34 Operational costs on businesses. Some also commented that the framework would impose an administrative burden on licensable cybersecurity service providers as the duration for which records of services provided must be kept was too long. Some cautioned that the licensing framework should not impose onerous requirements on businesses to avoid raising operational costs. We wish to clarify that we intend to keep licensing fees minimal and requirements simple to minimise the operational costs on businesses. The licensing framework will be light-touch when introduced and will be akin to a registration regime. We do not foresee significant operational costs on businesses. To lighten the administrative requirements on licensable cybersecurity service providers, the duration of service record keeping will be reduced from 5 years to 3 years.
(vii) Framework for Offences and Penalties
35 On the proposed criminal penalties for non-compliance with certain requirements under the Bill, there was feedback that the prospect of imprisonment should be avoided as non-compliance could be unintended, and due to technical reasons such as a lack of time or technical complications. In this regard, we wish to highlight that the offences are for wilful non-compliance with the requirements under the Bill, and not for the occurrence of cybersecurity breaches.
(viii) Implementation Timeline
36 We intend for Parts 3 and 4 of the Bill on CII protection and on responding to and prevention of cybersecurity incidents, and the supporting provisions in Part 1 (Preliminary), Part 2 (Administration) and Part 6 (General) to come into force a few months after, should the Bill be passed in Parliament.
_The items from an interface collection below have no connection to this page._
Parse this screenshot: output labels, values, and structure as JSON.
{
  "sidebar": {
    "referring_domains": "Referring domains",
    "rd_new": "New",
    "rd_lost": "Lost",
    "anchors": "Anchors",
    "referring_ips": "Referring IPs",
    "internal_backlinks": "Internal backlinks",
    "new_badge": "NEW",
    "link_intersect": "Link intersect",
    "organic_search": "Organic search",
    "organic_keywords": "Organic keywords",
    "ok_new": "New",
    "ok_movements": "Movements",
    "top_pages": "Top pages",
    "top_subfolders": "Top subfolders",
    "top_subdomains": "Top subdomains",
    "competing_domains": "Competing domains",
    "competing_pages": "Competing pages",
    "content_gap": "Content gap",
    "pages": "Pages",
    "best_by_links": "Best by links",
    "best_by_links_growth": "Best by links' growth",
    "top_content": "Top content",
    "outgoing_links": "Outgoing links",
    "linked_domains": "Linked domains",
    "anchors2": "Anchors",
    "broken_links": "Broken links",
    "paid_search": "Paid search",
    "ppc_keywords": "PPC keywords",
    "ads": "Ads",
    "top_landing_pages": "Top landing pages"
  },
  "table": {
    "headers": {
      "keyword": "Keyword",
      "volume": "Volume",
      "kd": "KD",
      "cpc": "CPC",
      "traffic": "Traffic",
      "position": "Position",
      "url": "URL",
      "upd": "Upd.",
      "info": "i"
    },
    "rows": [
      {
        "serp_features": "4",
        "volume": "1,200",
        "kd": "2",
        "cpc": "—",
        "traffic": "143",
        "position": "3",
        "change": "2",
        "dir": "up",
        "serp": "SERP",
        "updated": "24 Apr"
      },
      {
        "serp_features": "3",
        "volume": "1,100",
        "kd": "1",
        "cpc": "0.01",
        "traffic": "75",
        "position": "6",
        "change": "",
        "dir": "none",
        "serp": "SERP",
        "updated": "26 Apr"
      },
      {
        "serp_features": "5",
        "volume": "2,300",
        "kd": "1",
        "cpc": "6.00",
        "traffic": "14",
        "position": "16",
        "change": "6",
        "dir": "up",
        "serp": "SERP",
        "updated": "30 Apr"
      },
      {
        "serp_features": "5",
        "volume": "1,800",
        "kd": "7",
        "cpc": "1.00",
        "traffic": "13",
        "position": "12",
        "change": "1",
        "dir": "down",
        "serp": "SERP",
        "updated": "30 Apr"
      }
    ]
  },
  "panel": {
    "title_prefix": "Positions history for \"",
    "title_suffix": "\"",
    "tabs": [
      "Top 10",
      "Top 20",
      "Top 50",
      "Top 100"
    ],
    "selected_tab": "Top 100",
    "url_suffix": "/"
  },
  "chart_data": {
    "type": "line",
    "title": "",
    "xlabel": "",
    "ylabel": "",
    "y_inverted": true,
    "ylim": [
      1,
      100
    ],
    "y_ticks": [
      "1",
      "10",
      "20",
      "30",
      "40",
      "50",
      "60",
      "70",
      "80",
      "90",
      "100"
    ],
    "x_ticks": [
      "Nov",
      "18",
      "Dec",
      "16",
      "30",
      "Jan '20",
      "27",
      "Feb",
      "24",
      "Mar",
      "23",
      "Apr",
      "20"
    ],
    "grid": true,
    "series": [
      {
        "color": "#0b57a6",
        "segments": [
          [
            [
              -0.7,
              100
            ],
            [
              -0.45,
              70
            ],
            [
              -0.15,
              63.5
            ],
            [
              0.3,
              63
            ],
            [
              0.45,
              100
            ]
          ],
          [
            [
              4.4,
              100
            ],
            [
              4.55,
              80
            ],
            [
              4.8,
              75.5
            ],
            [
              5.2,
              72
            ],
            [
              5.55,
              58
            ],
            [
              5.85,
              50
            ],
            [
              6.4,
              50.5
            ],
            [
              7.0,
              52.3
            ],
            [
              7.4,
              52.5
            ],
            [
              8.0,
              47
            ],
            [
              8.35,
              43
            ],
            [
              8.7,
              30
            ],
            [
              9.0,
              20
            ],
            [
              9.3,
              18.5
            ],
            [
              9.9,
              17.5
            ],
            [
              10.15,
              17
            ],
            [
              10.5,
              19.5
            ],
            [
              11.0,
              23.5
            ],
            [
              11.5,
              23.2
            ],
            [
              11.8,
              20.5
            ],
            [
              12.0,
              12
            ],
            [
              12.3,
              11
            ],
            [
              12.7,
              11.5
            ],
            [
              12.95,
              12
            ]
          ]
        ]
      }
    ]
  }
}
This is to allow time for the subsidiary legislations to be finalised and gazetted. However, the simplified licensing framework will not take immediate effect after the Bill is enacted. This is to allow CSA to further consult with stakeholders on the detailed requirements before operationalising the framework to further enhance its practicability for service providers.
37 There was also feedback pertaining to the implementation of the Bill. This includes, for instance, suggestions on the use of maturity models to assess the quality of cybersecurity implementation by CII owners and questions on operational details such as the types of cybersecurity exercises that CII owners would be required to participate in. Respondents also provided suggestions to refine the drafting of specific provisions in the Bill for better clarity. These will be taken into consideration as we refine the Bill and work on subsidiary legislation and supporting administrative processes.
38 We would like to thank our stakeholders and members of the public who provided feedback on the Bill. The feedback has allowed us to identify aspects of the Bill that could be refined or explained more clearly. It has also provided insights that will be useful during implementation.
39 We will continue to work closely with stakeholders in finalising the Bill, which we intend to introduce in Parliament in early 2018.
1 The CII sectors are: air aviation, banking and finance, energy, government, healthcare, land transport, media, maritime, security and emergency, infocomm, and water.
2 These include the proactive protection of CIIs, monitoring of and response to cybersecurity threats and incidents that have impact at a national level, and development and promotion of the cybersecurity industry in Singapore.